“‘Competing to Win’ offers a path for bringing our country together around policies, shared values and a unified purpose,” said NAM President and CEO Jay Timmons. “The NAM is putting forward a plan filled with ideas that policymakers could pursue immediately, including solutions to urgent problems, such as energy security, immigration reform, supply chain disruptions, the ongoing workforce shortage and more. Manufacturers have shown incredible resilience through difficult times, employing more workers now than before the pandemic, but continued resilience is not guaranteed without the policies that are critical to the state of manufacturing in America.”
The NAM and its members will leverage “Competing to Win” to shape policy debates ahead of the midterm elections, in the remainder of the 117th Congress and at the start of the 118th Congress—including in direct engagement with lawmakers, for grassroots activity, across traditional and digital media and through events in key states and districts as we did following the initial rollout of the roadmap in 2016.
The document focuses on 12 areas of action, and all policies are rooted in the values that have made America exceptional and keep manufacturing strong: free enterprise, competitiveness, individual liberty and equal opportunity.
Learn more about how manufacturers are leading and about the industry’s competitiveness agenda at nam.org/competing-to-win.

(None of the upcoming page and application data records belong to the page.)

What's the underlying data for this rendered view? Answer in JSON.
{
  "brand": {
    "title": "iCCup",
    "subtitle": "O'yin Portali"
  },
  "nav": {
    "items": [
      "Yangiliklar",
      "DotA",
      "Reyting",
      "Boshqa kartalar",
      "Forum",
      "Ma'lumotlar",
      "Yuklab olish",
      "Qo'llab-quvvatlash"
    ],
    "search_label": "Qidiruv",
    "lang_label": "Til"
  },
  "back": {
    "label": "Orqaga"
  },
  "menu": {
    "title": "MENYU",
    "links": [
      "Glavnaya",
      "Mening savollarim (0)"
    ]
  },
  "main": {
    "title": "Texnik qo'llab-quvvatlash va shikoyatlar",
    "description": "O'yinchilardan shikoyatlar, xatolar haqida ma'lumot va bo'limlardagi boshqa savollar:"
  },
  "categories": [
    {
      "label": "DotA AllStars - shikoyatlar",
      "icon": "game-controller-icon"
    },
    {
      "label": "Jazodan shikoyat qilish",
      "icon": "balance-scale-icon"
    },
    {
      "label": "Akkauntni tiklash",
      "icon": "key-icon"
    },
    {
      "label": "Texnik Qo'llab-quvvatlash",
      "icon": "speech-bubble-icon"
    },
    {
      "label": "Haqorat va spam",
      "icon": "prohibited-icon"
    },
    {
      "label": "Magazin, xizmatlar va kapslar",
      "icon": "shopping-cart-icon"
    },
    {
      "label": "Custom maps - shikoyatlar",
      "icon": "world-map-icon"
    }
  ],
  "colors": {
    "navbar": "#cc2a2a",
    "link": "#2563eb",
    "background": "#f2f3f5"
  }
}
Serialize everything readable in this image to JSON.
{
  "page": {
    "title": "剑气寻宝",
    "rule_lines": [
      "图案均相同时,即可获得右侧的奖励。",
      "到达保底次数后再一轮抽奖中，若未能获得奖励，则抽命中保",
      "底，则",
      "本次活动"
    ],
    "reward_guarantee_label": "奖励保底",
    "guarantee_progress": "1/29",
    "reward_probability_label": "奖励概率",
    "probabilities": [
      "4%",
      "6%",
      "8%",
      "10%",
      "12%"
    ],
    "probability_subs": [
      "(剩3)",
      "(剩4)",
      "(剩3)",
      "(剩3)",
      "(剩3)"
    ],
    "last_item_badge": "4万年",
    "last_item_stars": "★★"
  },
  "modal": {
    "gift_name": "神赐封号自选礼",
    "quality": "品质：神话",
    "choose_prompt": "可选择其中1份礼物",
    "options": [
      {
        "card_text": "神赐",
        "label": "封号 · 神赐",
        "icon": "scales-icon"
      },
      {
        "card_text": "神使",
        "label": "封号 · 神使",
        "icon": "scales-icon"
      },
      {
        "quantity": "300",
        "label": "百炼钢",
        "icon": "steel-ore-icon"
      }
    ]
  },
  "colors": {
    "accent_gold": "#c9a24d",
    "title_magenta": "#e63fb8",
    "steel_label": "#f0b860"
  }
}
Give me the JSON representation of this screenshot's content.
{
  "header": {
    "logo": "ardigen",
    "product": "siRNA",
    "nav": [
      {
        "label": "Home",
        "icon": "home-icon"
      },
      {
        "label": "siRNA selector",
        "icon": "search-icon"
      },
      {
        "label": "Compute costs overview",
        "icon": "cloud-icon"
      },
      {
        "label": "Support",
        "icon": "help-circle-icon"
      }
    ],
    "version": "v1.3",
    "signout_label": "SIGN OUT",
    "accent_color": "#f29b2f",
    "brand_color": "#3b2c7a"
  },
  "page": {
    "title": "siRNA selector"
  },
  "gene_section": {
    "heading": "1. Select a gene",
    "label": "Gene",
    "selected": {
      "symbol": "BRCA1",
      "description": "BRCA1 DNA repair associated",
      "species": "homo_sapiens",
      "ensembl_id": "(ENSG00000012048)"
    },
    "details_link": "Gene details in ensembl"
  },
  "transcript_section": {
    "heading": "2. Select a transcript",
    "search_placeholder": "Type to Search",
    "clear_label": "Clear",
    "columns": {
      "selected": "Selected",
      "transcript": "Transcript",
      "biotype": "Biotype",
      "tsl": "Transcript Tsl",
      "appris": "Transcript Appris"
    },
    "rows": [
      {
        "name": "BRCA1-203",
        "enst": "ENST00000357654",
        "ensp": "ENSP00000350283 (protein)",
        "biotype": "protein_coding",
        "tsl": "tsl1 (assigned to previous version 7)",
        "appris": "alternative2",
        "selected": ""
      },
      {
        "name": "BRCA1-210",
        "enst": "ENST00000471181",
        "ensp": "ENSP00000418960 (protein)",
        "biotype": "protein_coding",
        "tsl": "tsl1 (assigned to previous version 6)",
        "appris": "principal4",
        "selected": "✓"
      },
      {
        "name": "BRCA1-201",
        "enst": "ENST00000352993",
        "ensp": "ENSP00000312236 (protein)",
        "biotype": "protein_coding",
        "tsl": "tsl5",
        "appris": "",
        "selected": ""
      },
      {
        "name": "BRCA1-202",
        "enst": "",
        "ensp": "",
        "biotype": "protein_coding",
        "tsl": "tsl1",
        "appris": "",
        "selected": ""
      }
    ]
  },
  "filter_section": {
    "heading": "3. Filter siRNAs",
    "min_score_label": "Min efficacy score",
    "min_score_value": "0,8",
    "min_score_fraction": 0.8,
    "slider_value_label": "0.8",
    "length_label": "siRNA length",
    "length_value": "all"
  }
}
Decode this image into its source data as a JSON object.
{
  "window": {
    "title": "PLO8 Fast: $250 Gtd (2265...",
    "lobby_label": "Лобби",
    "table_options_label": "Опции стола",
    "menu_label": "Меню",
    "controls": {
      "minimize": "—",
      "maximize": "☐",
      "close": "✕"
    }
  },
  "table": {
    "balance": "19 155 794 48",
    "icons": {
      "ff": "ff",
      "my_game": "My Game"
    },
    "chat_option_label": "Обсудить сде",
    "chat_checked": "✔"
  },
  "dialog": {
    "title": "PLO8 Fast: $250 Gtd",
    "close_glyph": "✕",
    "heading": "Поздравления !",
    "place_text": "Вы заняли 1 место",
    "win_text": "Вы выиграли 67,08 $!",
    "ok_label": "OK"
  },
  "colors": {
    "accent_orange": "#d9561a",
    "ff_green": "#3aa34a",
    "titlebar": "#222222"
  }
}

The National Association of Manufacturers is the largest manufacturing association in the United States, representing small and large manufacturers in every industrial sector and in all 50 states. Manufacturing employs more than 12.8 million men and women, contributes $2.77 trillion to the U.S. economy annually and accounts for 58% of private-sector research and development. The NAM is the powerful voice of the manufacturing community and the leading advocate for a policy agenda that helps manufacturers compete in the global economy and create jobs across the United States. For more information about the NAM or to follow us on Twitter and Facebook, please visit www.nam.org